Essentially, filmmakers were left back at square one. Feeling like nobody cared about their project as much as they did and feeling like their only option was to enter into an agreement with a company who designed inherently unfair contracts.
Is it Even Worth the Hassle? How Much Does iTunes & Netflix Pay Filmmakers?
Thankfully companies started emerging that realized that a filmmaker’s interests and a distributor’s or aggregator’s interests were not mutually exclusive.
Finally, companies have emerged that are now giving filmmakers the possibility of reaching these larger retail platforms and are taking fees that seem to better align to the work that each partner is contributing.
The problem with the old aggregator model is that there are too many middle men and the filmmaker ends up receiving the smallest share of the film’s profits. Under the new model, there are fewer middle men and the filmmaker is compensated based on the payout rates of the retail platform (Often getting 100% of the payout). So how much does this amount to? How much do filmmakers make from these deals? Let’s take a look at the revenue payout of a few of the most popular retail platforms.
- iTunes splits sales 70/30. With 70% going to the filmmaker and 30% going to iTunes. For example, when iTunes sells a films for $9.99. $7 of that goes to the filmmaker. With the new aggregator model, the filmmaker will generally see 100% of that $7. With the old aggregator model, the filmmaker would probably see around $3.50 of the $7.
- Hulu streams films for free but 50% of the advertising revenue goes to the filmmaker.
- Amazon VOD pays the filmmaker 50% of what they collect.
- Netflix purchases a licence for your film for 1 or 2 years and they can play your film as many times as they like during that period of time. Licensing fees vary on a film by film basis.
Each of these platforms will result in different outcomes for the filmmaker. Hulu seems to be the best choice for exposure, but ad revenue has generally not been the highest performer in terms of payouts to filmmakers. It seems like iTunes may be better for payout (depending on your traffic and conversion rate) but less effective with mass exposure.
Two Companies that Can Help Your Film Get onto Netflix or iTunes
We would now like to recommend two companies that can help get your film or documentary into these retail platforms. These companies charge an upfront fee but 100% of the money the filmmaker makes goes to the filmmaker.

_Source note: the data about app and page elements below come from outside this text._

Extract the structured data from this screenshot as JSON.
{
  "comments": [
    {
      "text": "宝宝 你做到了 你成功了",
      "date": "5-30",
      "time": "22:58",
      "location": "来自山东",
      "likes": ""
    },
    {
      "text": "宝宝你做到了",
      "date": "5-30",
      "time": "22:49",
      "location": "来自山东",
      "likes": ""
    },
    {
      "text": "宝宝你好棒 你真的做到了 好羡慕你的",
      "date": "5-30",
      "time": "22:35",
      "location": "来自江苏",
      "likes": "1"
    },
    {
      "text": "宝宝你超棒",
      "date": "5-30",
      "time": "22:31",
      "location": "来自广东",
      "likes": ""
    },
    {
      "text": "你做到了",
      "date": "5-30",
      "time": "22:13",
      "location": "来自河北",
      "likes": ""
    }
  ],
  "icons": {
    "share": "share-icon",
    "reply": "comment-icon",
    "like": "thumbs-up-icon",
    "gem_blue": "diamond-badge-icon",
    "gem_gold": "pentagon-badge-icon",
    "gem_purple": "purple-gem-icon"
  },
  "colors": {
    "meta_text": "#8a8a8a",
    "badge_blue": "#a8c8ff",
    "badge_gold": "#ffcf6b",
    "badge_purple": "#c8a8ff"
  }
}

TuneCore: Upfront cost: $999 (SD) $1249 (HD). TuneCore started off helping musicians get access to larger retail platforms but has now branched out to help filmmakers as well.
Spend some time and research these companies to see which one might be right for you. There are differences between them. For example, TuneCore seems to have access to more regional iTunes stores while Distribber has access to US and Canada only. However, Distribber has access to more retail platforms than TuneCore does. So spend some time and research the differences and see which one is a better choice for you and your project.
If you’re a student in our online filmmaking course, or any other filmmaker for that matter, and you’ve had experience distributing your film or documentary through either of these companies we’d love to hear about your experience in the comments section below.